Tecmed previously told African News Agency (ANA) that despite the company supplying a solicited quote in July 2015, for the repair and re-commissioning of the Addington machines, it had “not heard anything further from the department of health”.
The tender was instead awarded to KZN Oncology Inc, which was only legally registered as a company a month later. Despite being paid R5.6 million, KZN Oncology failed to maintain the machines, which fell into disrepair. This led to Addington’s cancer patients having to use Albert Luthuli Central Hospital, which increased the waiting time for treatment excessively.
After being approached by the Democratic Alliance, the South African Human Rights Commission (SAHRC) launched an investigation into the province’s public sector oncology.
In its findings, released last month, the commission found that Dhlomo and the provincial health department had “violated the rights of oncology patients at the Addington and Inkosi Albert Luthuli Central Hospitals to have access to health care services as a result of their failure to apply with applicable norms and standards set out in legislation and policies”.
The SAHRC demanded that, amongst other things, the machines be immediately repaired.
In it’s statement, Tecmed said, “The MEC assured all present that the outstanding payment for past services at the oncology facilities, rendered by Tecmed Africa, would be settled immediately. Upon receipt of this payment, Tecmed Africa agreed to immediately hand over the responsibility for repairing and maintaining of these units to Varian.
Varian International is the United States-based manufacturer of the machines for which Tecmed was the sole agent in the country at the time.
The two Varian Rapid Arc Linear Accelerators at Addington Hospital known as Linac 1 and Linac 2, used in radiation therapy, were installed by Tecmed in 2010 after it was awarded a R120-million tender, which included a R33-million maintenance contract over five years. The maintenance contract was later reduced to R26-million.
“In the interim, a technical team has been formed to assess the extent of the repairs required to bring these units back into operation. This team comprises both engineers from Varian Switzerland and select engineers that were previously part of Tecmed’s technical team that have recently moved across to Varian SA. We are most pleased that following these amicable discussions the site shall be restored to its former level of distinction within a short period,” said the statement.
Speaking to ANA on Thursday night, DA KZN health spokesman, Imran Keeka, said that Dhlomo had “chosen for a number of years to rubbish [Tecmed] and not pay them”.
“In fact, Dhlomo chose a backdoor repair shop to do the work instead, which caused more harm, more suffering and more death to patients over a period of time when he could have done this a long time ago.

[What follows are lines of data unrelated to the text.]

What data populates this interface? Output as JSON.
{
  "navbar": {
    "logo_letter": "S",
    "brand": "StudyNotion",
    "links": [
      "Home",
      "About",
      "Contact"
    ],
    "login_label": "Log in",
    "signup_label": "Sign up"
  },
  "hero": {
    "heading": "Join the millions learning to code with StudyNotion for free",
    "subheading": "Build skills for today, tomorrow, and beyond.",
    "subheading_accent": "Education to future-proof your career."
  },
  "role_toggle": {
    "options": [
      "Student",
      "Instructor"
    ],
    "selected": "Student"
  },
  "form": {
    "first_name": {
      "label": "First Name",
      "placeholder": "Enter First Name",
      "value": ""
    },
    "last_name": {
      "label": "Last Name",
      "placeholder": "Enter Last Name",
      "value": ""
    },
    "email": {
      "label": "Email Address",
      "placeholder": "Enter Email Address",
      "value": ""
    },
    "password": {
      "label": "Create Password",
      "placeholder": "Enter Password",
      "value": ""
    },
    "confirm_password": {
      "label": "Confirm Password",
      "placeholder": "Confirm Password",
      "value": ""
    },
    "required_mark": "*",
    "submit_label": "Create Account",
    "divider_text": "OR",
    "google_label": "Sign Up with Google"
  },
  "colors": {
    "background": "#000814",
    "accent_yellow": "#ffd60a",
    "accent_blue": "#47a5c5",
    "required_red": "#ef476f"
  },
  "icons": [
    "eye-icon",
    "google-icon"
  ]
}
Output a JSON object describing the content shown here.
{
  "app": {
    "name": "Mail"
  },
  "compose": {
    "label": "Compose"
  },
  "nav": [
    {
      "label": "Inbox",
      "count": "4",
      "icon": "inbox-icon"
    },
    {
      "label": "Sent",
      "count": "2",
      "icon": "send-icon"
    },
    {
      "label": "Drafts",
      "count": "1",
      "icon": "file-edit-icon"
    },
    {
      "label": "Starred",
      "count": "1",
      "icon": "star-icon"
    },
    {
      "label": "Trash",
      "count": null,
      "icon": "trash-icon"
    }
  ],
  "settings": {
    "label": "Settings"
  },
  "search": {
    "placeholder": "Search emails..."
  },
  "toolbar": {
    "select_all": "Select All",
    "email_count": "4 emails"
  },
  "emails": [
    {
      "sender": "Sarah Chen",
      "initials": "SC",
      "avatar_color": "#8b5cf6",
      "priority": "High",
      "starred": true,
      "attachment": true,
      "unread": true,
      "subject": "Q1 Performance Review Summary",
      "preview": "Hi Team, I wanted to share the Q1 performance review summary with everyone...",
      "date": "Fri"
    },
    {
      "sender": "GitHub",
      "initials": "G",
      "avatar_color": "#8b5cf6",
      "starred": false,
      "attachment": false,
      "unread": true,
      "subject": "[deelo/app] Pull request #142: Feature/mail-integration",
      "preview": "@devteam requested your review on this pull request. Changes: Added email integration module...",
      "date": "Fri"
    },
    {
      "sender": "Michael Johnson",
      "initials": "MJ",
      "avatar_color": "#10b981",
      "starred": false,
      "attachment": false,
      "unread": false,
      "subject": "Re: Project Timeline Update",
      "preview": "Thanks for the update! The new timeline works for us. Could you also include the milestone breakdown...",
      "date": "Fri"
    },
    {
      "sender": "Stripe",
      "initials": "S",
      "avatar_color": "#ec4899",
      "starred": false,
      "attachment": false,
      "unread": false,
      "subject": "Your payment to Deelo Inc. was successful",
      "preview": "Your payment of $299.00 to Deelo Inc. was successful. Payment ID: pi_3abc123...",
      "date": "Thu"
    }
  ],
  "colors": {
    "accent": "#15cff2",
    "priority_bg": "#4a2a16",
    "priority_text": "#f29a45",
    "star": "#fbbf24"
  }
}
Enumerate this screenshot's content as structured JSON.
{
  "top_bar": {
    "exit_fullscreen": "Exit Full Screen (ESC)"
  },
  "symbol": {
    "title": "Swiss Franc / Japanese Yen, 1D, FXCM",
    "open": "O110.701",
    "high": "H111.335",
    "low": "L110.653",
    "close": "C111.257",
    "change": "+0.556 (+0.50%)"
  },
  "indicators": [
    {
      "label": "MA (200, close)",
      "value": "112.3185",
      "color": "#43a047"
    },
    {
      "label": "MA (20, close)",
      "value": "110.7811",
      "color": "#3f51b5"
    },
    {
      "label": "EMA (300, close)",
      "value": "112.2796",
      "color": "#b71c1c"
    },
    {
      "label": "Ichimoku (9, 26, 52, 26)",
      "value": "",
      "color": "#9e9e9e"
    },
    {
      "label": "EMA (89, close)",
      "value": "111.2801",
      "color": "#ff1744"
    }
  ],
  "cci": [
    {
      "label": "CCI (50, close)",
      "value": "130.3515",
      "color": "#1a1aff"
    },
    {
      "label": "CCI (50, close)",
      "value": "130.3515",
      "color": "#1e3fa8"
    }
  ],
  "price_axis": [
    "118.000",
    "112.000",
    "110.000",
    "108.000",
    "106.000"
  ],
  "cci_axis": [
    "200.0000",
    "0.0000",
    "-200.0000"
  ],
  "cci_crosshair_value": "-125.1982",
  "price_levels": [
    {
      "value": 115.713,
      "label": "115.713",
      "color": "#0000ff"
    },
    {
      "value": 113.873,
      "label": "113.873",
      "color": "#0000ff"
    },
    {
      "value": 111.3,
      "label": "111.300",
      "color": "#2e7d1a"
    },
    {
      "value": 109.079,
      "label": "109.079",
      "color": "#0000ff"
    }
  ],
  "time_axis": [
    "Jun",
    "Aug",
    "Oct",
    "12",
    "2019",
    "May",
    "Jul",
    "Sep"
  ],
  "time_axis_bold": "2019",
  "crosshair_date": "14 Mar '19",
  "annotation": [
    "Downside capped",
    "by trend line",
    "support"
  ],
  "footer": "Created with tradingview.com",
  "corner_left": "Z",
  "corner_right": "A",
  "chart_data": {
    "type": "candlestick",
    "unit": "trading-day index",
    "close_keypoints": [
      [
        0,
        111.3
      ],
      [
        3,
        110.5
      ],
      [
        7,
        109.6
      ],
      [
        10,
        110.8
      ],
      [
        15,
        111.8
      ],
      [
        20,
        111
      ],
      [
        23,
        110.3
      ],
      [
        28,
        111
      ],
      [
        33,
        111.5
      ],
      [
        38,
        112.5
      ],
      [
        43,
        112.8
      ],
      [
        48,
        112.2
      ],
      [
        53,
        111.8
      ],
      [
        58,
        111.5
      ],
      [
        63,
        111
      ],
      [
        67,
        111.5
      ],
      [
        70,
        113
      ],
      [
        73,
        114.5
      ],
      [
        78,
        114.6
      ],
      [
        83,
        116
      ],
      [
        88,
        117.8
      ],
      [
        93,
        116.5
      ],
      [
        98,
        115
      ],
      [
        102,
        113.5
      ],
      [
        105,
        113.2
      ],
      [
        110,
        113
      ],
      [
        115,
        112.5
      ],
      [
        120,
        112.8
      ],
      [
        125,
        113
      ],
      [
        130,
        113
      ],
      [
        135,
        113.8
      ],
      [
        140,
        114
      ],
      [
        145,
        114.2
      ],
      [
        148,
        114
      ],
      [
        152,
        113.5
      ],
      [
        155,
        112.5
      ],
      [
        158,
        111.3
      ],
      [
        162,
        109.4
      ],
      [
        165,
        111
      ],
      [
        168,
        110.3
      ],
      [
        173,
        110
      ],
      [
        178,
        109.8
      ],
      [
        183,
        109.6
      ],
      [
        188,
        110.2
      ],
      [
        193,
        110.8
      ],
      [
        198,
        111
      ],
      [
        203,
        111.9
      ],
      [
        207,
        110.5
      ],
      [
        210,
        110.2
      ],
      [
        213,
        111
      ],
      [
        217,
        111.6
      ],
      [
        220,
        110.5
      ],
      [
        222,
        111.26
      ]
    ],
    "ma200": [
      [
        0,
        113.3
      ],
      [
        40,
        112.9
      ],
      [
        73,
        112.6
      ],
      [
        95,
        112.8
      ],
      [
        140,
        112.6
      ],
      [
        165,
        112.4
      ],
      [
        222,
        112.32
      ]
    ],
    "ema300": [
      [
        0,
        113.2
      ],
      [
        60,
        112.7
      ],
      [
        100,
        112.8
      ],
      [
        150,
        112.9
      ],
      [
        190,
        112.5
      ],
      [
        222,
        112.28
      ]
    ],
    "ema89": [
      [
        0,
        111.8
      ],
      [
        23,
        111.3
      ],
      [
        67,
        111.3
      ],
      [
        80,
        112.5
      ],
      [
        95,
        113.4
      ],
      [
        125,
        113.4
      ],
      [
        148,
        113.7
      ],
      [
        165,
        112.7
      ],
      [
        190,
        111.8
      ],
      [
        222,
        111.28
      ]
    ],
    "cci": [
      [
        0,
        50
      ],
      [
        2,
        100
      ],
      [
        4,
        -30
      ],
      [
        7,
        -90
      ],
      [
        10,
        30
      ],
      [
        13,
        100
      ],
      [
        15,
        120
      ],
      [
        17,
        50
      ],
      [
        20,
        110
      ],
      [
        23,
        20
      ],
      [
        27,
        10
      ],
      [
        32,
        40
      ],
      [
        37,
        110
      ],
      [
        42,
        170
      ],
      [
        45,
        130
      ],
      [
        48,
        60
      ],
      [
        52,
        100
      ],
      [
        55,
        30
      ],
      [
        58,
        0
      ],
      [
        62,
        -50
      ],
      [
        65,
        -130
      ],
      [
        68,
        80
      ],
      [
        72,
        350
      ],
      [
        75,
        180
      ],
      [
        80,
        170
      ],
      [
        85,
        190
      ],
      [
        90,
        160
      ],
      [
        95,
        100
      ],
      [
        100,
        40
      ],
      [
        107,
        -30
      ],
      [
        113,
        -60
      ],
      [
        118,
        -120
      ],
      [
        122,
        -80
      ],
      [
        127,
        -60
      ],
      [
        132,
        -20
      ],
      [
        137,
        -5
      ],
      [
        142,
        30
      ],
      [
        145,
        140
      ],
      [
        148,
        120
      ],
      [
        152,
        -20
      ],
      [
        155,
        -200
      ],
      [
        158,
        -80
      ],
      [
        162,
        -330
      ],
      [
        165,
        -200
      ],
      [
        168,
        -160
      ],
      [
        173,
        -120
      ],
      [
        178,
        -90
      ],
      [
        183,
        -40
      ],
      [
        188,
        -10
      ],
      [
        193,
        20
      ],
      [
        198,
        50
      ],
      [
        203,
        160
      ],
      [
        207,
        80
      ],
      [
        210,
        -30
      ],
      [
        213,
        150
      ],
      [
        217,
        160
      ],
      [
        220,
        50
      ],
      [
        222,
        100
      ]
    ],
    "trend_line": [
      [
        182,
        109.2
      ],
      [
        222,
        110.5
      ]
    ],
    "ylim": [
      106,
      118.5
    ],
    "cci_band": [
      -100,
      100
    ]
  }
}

It also vindicates the DA’s position that the MEC has allowed for the department’s oncology department to deteriorate for far too long. This transaction is all the more reason that the MEC should be packed up for consistently lying to the public,” he said.